Top of Extracted material

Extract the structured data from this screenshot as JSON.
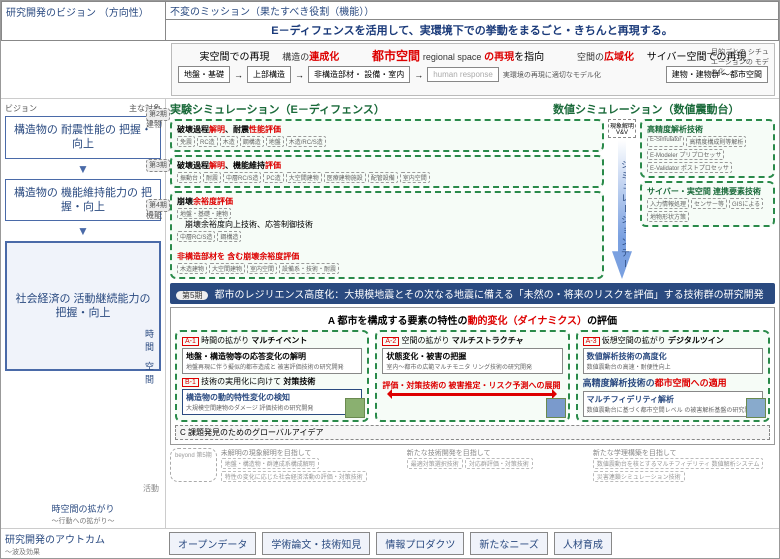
{
  "header": {
    "vision_title": "研究開発のビジョン\n（方向性）",
    "mission_title": "不変のミッション（果たすべき役割（機能））",
    "mission_body": "E－ディフェンスを活用して、実環境下での挙動をまるごと・きちんと再現する。"
  },
  "row2": {
    "t_real": "実空間での再現",
    "t_struct": "構造の",
    "t_speed": "連成化",
    "t_city": "都市空間",
    "t_city_en": "regional space",
    "t_repr": "の再現",
    "t_aim": "を指向",
    "t_wide": "空間の",
    "t_wide2": "広域化",
    "t_cyber": "サイバー空間での再現",
    "b1": "地盤・基礎",
    "b2": "上部構造",
    "b3": "非構造部材・\n設備・室内",
    "b4": "human\nresponse",
    "b_right": "建物・建物群\n～都市空間",
    "caption": "実環境の再現に適切なモデル化",
    "right_cap": "目的ごとの\nシチュエーションの\nモデル化"
  },
  "left": {
    "l_vision": "ビジョン",
    "l_target": "主な対象",
    "box1": "構造物の\n耐震性能の\n把握・向上",
    "box2": "構造物の\n機能維持能力の\n把握・向上",
    "box3": "社会経済の\n活動継続能力の\n把握・向上",
    "bottom": "時空間の拡がり",
    "bottom_sub": "～行動への拡がり～"
  },
  "side": {
    "s2": "建物",
    "s3": "機能",
    "s_ts": "時間\n空間",
    "s_act": "活動"
  },
  "phases": {
    "p2": "第2期",
    "p3": "第3期",
    "p4": "第4期",
    "p5": "第5期",
    "beyond": "beyond\n第5期"
  },
  "sections": {
    "exp": "実験シミュレーション（E－ディフェンス）",
    "num": "数値シミュレーション（数値震動台）"
  },
  "exp_blocks": {
    "b1_t1": "破壊過程",
    "b1_t2": "解明",
    "b1_t3": "、耐震",
    "b1_t4": "性能評価",
    "b1_tags": [
      "免震",
      "RC造",
      "木造",
      "鋼構造",
      "地盤",
      "木造/RC/S造"
    ],
    "b2_t1": "破壊過程",
    "b2_t2": "解明",
    "b2_t3": "、機能維持",
    "b2_t4": "評価",
    "b2_tags": [
      "振動台",
      "耐震",
      "中層RC/S造",
      "PC造",
      "大空間建物",
      "医療建物施設",
      "配管設備",
      "室内空間"
    ],
    "b3_t1": "崩壊",
    "b3_t2": "余裕度評価",
    "b3_tags": [
      "地盤・基礎・建物"
    ],
    "b3_sub": "崩壊余裕度向上技術、応答制御技術",
    "b3_subtags": [
      "中層RC/S造",
      "鋼構造"
    ],
    "b3_t3": "非構造部材を\n含む崩壊余裕度評価",
    "b3_tags2": [
      "木造建物",
      "大空間建物",
      "室内空間",
      "設備系・技術・耐震"
    ]
  },
  "num_blocks": {
    "n1_t": "高精度解析技術",
    "n1_items": [
      "E-Simulator",
      "高精度構成則等解析",
      "E-Modeler\nプリプロセッサ",
      "E-Validator\nポストプロセッサ"
    ],
    "n2_t": "サイバー・実空間\n連携要素技術",
    "n2_items": [
      "入力情報処理",
      "センサー等",
      "GISによる",
      "地物形状方策"
    ]
  },
  "sim": {
    "vv": "現象解明\nV&V",
    "txt": "シミュレーションデータ"
  },
  "p5_band": {
    "label": "第5期",
    "text": "都市のレジリエンス高度化：大規模地震とその次なる地震に備える「未然の・将来のリスクを評価」する技術群の研究開発"
  },
  "a_area": {
    "hdr_pre": "A 都市を構成する要素の特性の",
    "hdr_r": "動的変化（ダイナミクス）",
    "hdr_post": "の評価",
    "a1_label": "A-1",
    "a1_cap": "時間の拡がり",
    "a1_name": "マルチイベント",
    "a1_title": "地盤・構造物等の応答変化の解明",
    "a1_sub": "地盤再現に伴う擬似的都市造成と\n被害評価技術の研究開発",
    "b1_label": "B-1",
    "b1_cap": "技術の実用化に向けて",
    "b1_name": "対策技術",
    "b1_title": "構造物の動的特性変化の検知",
    "b1_sub": "大規模空間建物のダメージ\n評価技術の研究開発",
    "a2_label": "A-2",
    "a2_cap": "空間の拡がり",
    "a2_name": "マルチストラクチャ",
    "a2_title": "状態変化・被害の把握",
    "a2_sub": "室内～都市の広範マルチモニタ\nリング技術の研究開発",
    "mid_text": "評価・対策技術の\n被害推定・リスク予測への展開",
    "a3_label": "A-3",
    "a3_cap": "仮想空間の拡がり",
    "a3_name": "デジタルツイン",
    "a3_t1": "数値解析技術の高度化",
    "a3_s1": "数値震動台の高速・耐便性向上",
    "a3_t2": "高精度解析技術の都市空間への適用",
    "a3_t3": "マルチフィデリティ解析",
    "a3_s3": "数値震動台に基づく都市空間レベル\nの被害解析基盤の研究開発"
  },
  "c_band": "C 課題発見のためのグローバルアイデア",
  "beyond": {
    "h1": "未解明の現象解明を目指して",
    "h2": "新たな技術開発を目指して",
    "h3": "新たな学理構築を目指して",
    "c1": [
      "地盤・構造物・群連成系構成解明",
      "特性の変化に応じた社会経済活動の評価・対策技術"
    ],
    "c2": [
      "最適対策選択技術",
      "対応群評価・対策技術"
    ],
    "c3": [
      "数値震動台を核とするマルチフィデリティ\n数値解析システム",
      "災害連鎖シミュレーション技術"
    ]
  },
  "outcome": {
    "title": "研究開発のアウトカム",
    "sub": "～波及効果",
    "items": [
      "オープンデータ",
      "学術論文・技術知見",
      "情報プロダクツ",
      "新たなニーズ",
      "人材育成"
    ]
  }
}
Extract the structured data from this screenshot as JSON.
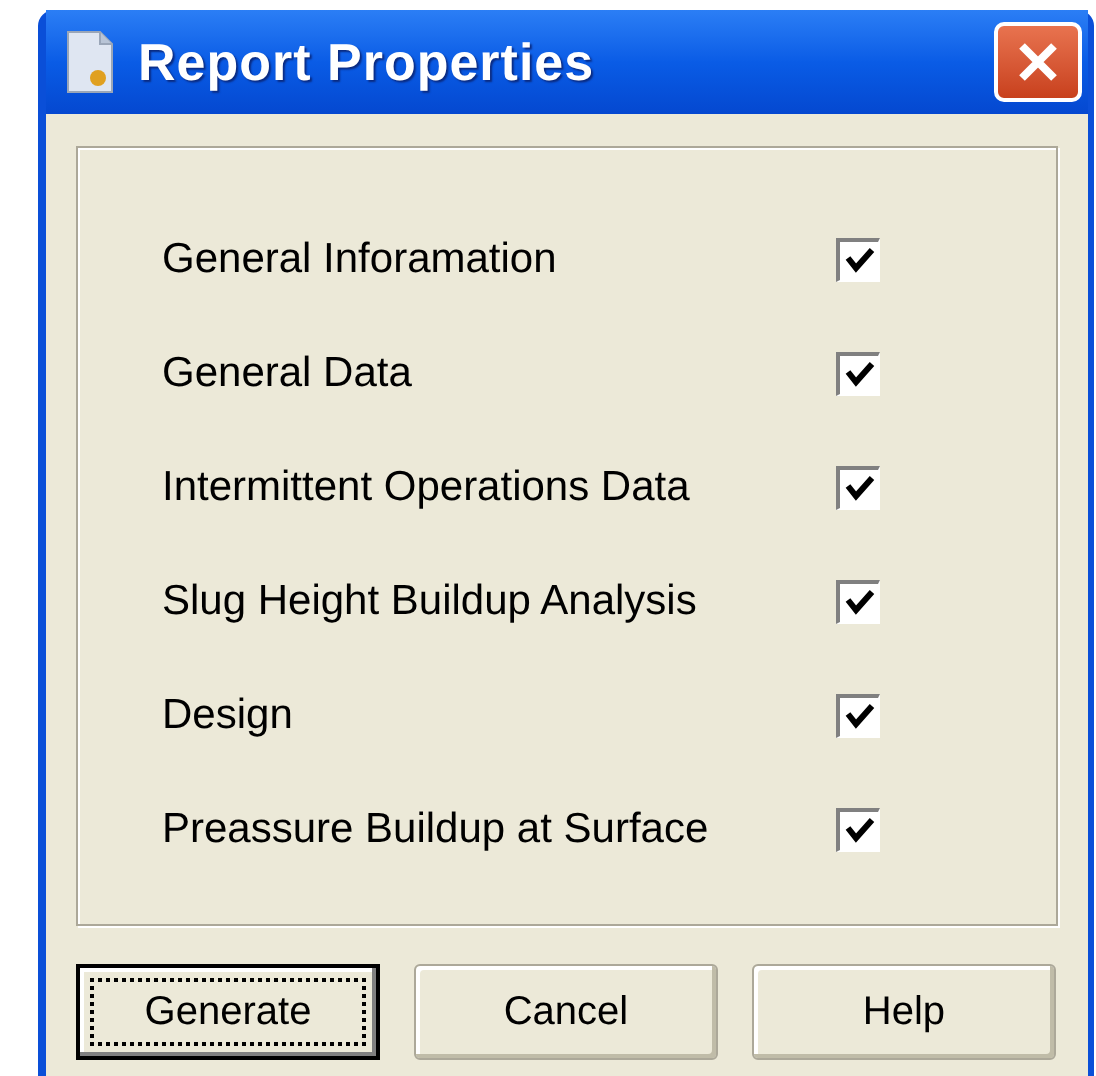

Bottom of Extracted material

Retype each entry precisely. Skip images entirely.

Extract the structured data from this screenshot as JSON.
{
  "header": {
    "vision_title": "研究開発のビジョン\n（方向性）",
    "mission_title": "不変のミッション（果たすべき役割（機能））",
    "mission_body": "E－ディフェンスを活用して、実環境下での挙動をまるごと・きちんと再現する。"
  },
  "row2": {
    "t_real": "実空間での再現",
    "t_struct": "構造の",
    "t_speed": "連成化",
    "t_city": "都市空間",
    "t_city_en": "regional space",
    "t_repr": "の再現",
    "t_aim": "を指向",
    "t_wide": "空間の",
    "t_wide2": "広域化",
    "t_cyber": "サイバー空間での再現",
    "b1": "地盤・基礎",
    "b2": "上部構造",
    "b3": "非構造部材・\n設備・室内",
    "b4": "human\nresponse",
    "b_right": "建物・建物群\n～都市空間",
    "caption": "実環境の再現に適切なモデル化",
    "right_cap": "目的ごとの\nシチュエーションの\nモデル化"
  },
  "left": {
    "l_vision": "ビジョン",
    "l_target": "主な対象",
    "box1": "構造物の\n耐震性能の\n把握・向上",
    "box2": "構造物の\n機能維持能力の\n把握・向上",
    "box3": "社会経済の\n活動継続能力の\n把握・向上",
    "bottom": "時空間の拡がり",
    "bottom_sub": "～行動への拡がり～"
  },
  "side": {
    "s2": "建物",
    "s3": "機能",
    "s_ts": "時間\n空間",
    "s_act": "活動"
  },
  "phases": {
    "p2": "第2期",
    "p3": "第3期",
    "p4": "第4期",
    "p5": "第5期",
    "beyond": "beyond\n第5期"
  },
  "sections": {
    "exp": "実験シミュレーション（E－ディフェンス）",
    "num": "数値シミュレーション（数値震動台）"
  },
  "exp_blocks": {
    "b1_t1": "破壊過程",
    "b1_t2": "解明",
    "b1_t3": "、耐震",
    "b1_t4": "性能評価",
    "b1_tags": [
      "免震",
      "RC造",
      "木造",
      "鋼構造",
      "地盤",
      "木造/RC/S造"
    ],
    "b2_t1": "破壊過程",
    "b2_t2": "解明",
    "b2_t3": "、機能維持",
    "b2_t4": "評価",
    "b2_tags": [
      "振動台",
      "耐震",
      "中層RC/S造",
      "PC造",
      "大空間建物",
      "医療建物施設",
      "配管設備",
      "室内空間"
    ],
    "b3_t1": "崩壊",
    "b3_t2": "余裕度評価",
    "b3_tags": [
      "地盤・基礎・建物"
    ],
    "b3_sub": "崩壊余裕度向上技術、応答制御技術",
    "b3_subtags": [
      "中層RC/S造",
      "鋼構造"
    ],
    "b3_t3": "非構造部材を\n含む崩壊余裕度評価",
    "b3_tags2": [
      "木造建物",
      "大空間建物",
      "室内空間",
      "設備系・技術・耐震"
    ]
  },
  "num_blocks": {
    "n1_t": "高精度解析技術",
    "n1_items": [
      "E-Simulator",
      "高精度構成則等解析",
      "E-Modeler\nプリプロセッサ",
      "E-Validator\nポストプロセッサ"
    ],
    "n2_t": "サイバー・実空間\n連携要素技術",
    "n2_items": [
      "入力情報処理",
      "センサー等",
      "GISによる",
      "地物形状方策"
    ]
  },
  "sim": {
    "vv": "現象解明\nV&V",
    "txt": "シミュレーションデータ"
  },
  "p5_band": {
    "label": "第5期",
    "text": "都市のレジリエンス高度化：大規模地震とその次なる地震に備える「未然の・将来のリスクを評価」する技術群の研究開発"
  },
  "a_area": {
    "hdr_pre": "A 都市を構成する要素の特性の",
    "hdr_r": "動的変化（ダイナミクス）",
    "hdr_post": "の評価",
    "a1_label": "A-1",
    "a1_cap": "時間の拡がり",
    "a1_name": "マルチイベント",
    "a1_title": "地盤・構造物等の応答変化の解明",
    "a1_sub": "地盤再現に伴う擬似的都市造成と\n被害評価技術の研究開発",
    "b1_label": "B-1",
    "b1_cap": "技術の実用化に向けて",
    "b1_name": "対策技術",
    "b1_title": "構造物の動的特性変化の検知",
    "b1_sub": "大規模空間建物のダメージ\n評価技術の研究開発",
    "a2_label": "A-2",
    "a2_cap": "空間の拡がり",
    "a2_name": "マルチストラクチャ",
    "a2_title": "状態変化・被害の把握",
    "a2_sub": "室内～都市の広範マルチモニタ\nリング技術の研究開発",
    "mid_text": "評価・対策技術の\n被害推定・リスク予測への展開",
    "a3_label": "A-3",
    "a3_cap": "仮想空間の拡がり",
    "a3_name": "デジタルツイン",
    "a3_t1": "数値解析技術の高度化",
    "a3_s1": "数値震動台の高速・耐便性向上",
    "a3_t2": "高精度解析技術の都市空間への適用",
    "a3_t3": "マルチフィデリティ解析",
    "a3_s3": "数値震動台に基づく都市空間レベル\nの被害解析基盤の研究開発"
  },
  "c_band": "C 課題発見のためのグローバルアイデア",
  "beyond": {
    "h1": "未解明の現象解明を目指して",
    "h2": "新たな技術開発を目指して",
    "h3": "新たな学理構築を目指して",
    "c1": [
      "地盤・構造物・群連成系構成解明",
      "特性の変化に応じた社会経済活動の評価・対策技術"
    ],
    "c2": [
      "最適対策選択技術",
      "対応群評価・対策技術"
    ],
    "c3": [
      "数値震動台を核とするマルチフィデリティ\n数値解析システム",
      "災害連鎖シミュレーション技術"
    ]
  },
  "outcome": {
    "title": "研究開発のアウトカム",
    "sub": "～波及効果",
    "items": [
      "オープンデータ",
      "学術論文・技術知見",
      "情報プロダクツ",
      "新たなニーズ",
      "人材育成"
    ]
  }
}
Extract the structured data from this screenshot as JSON.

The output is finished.